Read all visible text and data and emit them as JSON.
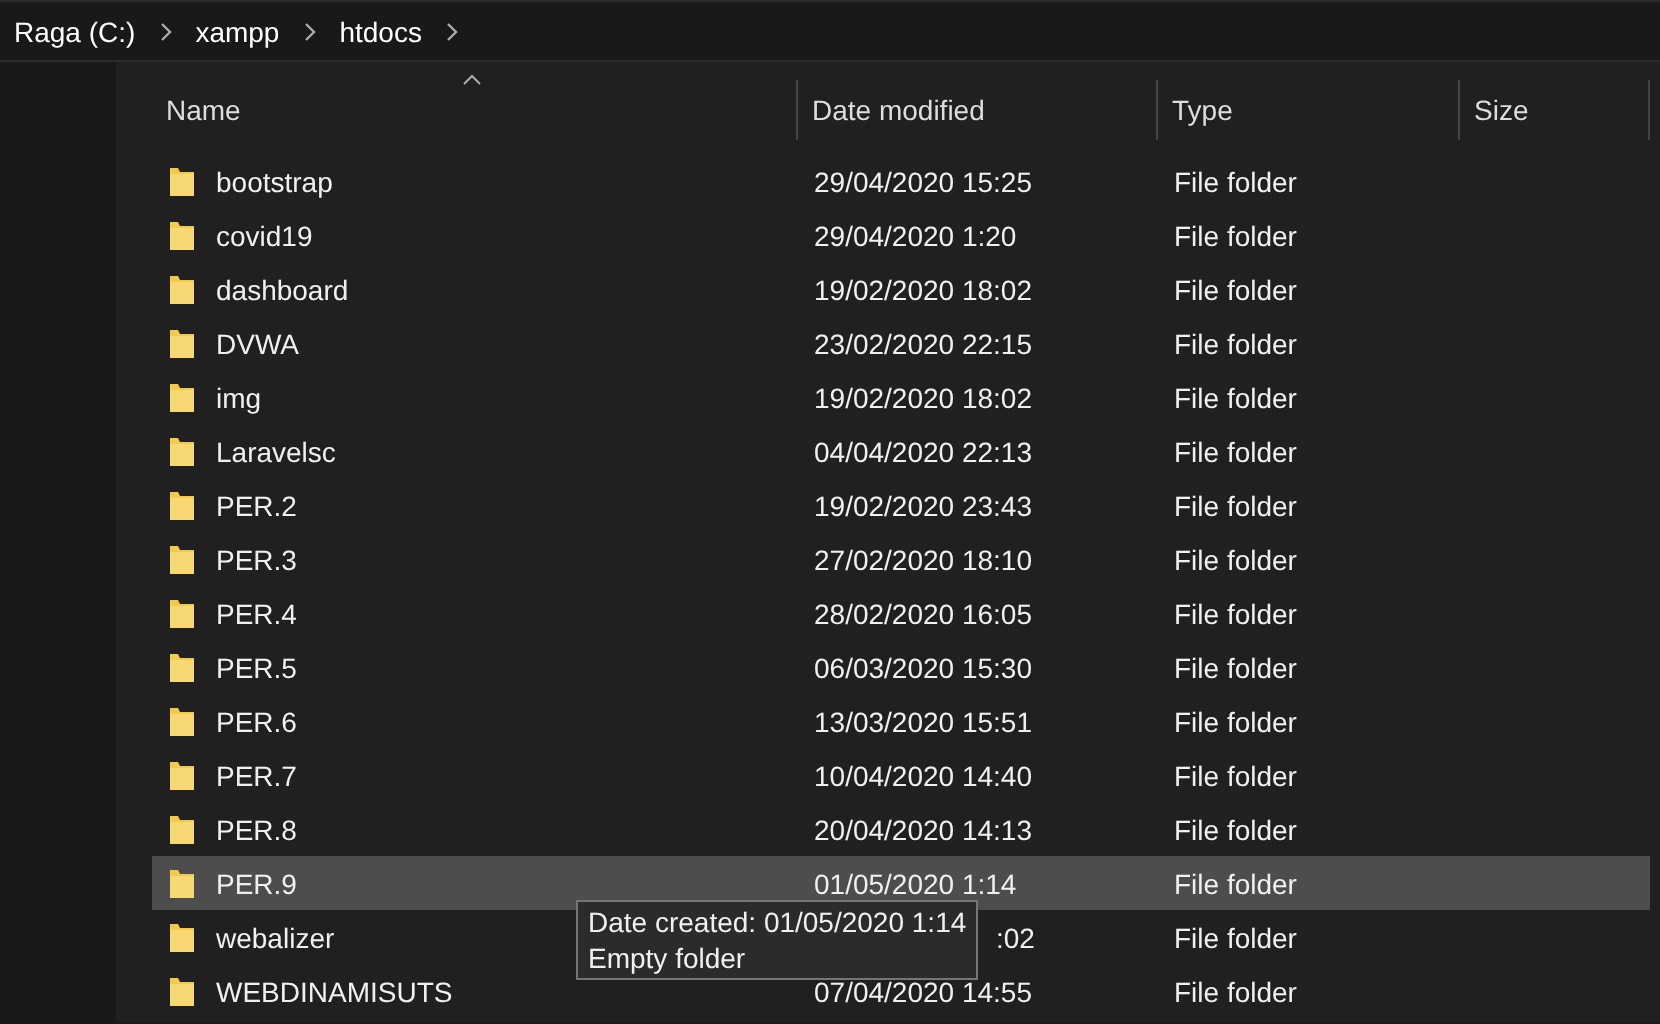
{
  "breadcrumb": [
    "Raga (C:)",
    "xampp",
    "htdocs"
  ],
  "columns": [
    "Name",
    "Date modified",
    "Type",
    "Size"
  ],
  "rows": [
    {
      "name": "bootstrap",
      "date": "29/04/2020 15:25",
      "type": "File folder",
      "selected": false,
      "covered": false
    },
    {
      "name": "covid19",
      "date": "29/04/2020 1:20",
      "type": "File folder",
      "selected": false,
      "covered": false
    },
    {
      "name": "dashboard",
      "date": "19/02/2020 18:02",
      "type": "File folder",
      "selected": false,
      "covered": false
    },
    {
      "name": "DVWA",
      "date": "23/02/2020 22:15",
      "type": "File folder",
      "selected": false,
      "covered": false
    },
    {
      "name": "img",
      "date": "19/02/2020 18:02",
      "type": "File folder",
      "selected": false,
      "covered": false
    },
    {
      "name": "Laravelsc",
      "date": "04/04/2020 22:13",
      "type": "File folder",
      "selected": false,
      "covered": false
    },
    {
      "name": "PER.2",
      "date": "19/02/2020 23:43",
      "type": "File folder",
      "selected": false,
      "covered": false
    },
    {
      "name": "PER.3",
      "date": "27/02/2020 18:10",
      "type": "File folder",
      "selected": false,
      "covered": false
    },
    {
      "name": "PER.4",
      "date": "28/02/2020 16:05",
      "type": "File folder",
      "selected": false,
      "covered": false
    },
    {
      "name": "PER.5",
      "date": "06/03/2020 15:30",
      "type": "File folder",
      "selected": false,
      "covered": false
    },
    {
      "name": "PER.6",
      "date": "13/03/2020 15:51",
      "type": "File folder",
      "selected": false,
      "covered": false
    },
    {
      "name": "PER.7",
      "date": "10/04/2020 14:40",
      "type": "File folder",
      "selected": false,
      "covered": false
    },
    {
      "name": "PER.8",
      "date": "20/04/2020 14:13",
      "type": "File folder",
      "selected": false,
      "covered": false
    },
    {
      "name": "PER.9",
      "date": "01/05/2020 1:14",
      "type": "File folder",
      "selected": true,
      "covered": false
    },
    {
      "name": "webalizer",
      "date": ":02",
      "type": "File folder",
      "selected": false,
      "covered": true
    },
    {
      "name": "WEBDINAMISUTS",
      "date": "07/04/2020 14:55",
      "type": "File folder",
      "selected": false,
      "covered": false
    }
  ],
  "tooltip": [
    "Date created: 01/05/2020 1:14",
    "Empty folder"
  ]
}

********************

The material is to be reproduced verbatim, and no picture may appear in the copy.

Read all visible text and data and emit them as JSON.
{
  "breadcrumb": [
    "Raga (C:)",
    "xampp",
    "htdocs"
  ],
  "columns": [
    "Name",
    "Date modified",
    "Type",
    "Size"
  ],
  "rows": [
    {
      "name": "bootstrap",
      "date": "29/04/2020 15:25",
      "type": "File folder",
      "selected": false,
      "covered": false
    },
    {
      "name": "covid19",
      "date": "29/04/2020 1:20",
      "type": "File folder",
      "selected": false,
      "covered": false
    },
    {
      "name": "dashboard",
      "date": "19/02/2020 18:02",
      "type": "File folder",
      "selected": false,
      "covered": false
    },
    {
      "name": "DVWA",
      "date": "23/02/2020 22:15",
      "type": "File folder",
      "selected": false,
      "covered": false
    },
    {
      "name": "img",
      "date": "19/02/2020 18:02",
      "type": "File folder",
      "selected": false,
      "covered": false
    },
    {
      "name": "Laravelsc",
      "date": "04/04/2020 22:13",
      "type": "File folder",
      "selected": false,
      "covered": false
    },
    {
      "name": "PER.2",
      "date": "19/02/2020 23:43",
      "type": "File folder",
      "selected": false,
      "covered": false
    },
    {
      "name": "PER.3",
      "date": "27/02/2020 18:10",
      "type": "File folder",
      "selected": false,
      "covered": false
    },
    {
      "name": "PER.4",
      "date": "28/02/2020 16:05",
      "type": "File folder",
      "selected": false,
      "covered": false
    },
    {
      "name": "PER.5",
      "date": "06/03/2020 15:30",
      "type": "File folder",
      "selected": false,
      "covered": false
    },
    {
      "name": "PER.6",
      "date": "13/03/2020 15:51",
      "type": "File folder",
      "selected": false,
      "covered": false
    },
    {
      "name": "PER.7",
      "date": "10/04/2020 14:40",
      "type": "File folder",
      "selected": false,
      "covered": false
    },
    {
      "name": "PER.8",
      "date": "20/04/2020 14:13",
      "type": "File folder",
      "selected": false,
      "covered": false
    },
    {
      "name": "PER.9",
      "date": "01/05/2020 1:14",
      "type": "File folder",
      "selected": true,
      "covered": false
    },
    {
      "name": "webalizer",
      "date": ":02",
      "type": "File folder",
      "selected": false,
      "covered": true
    },
    {
      "name": "WEBDINAMISUTS",
      "date": "07/04/2020 14:55",
      "type": "File folder",
      "selected": false,
      "covered": false
    }
  ],
  "tooltip": [
    "Date created: 01/05/2020 1:14",
    "Empty folder"
  ]
}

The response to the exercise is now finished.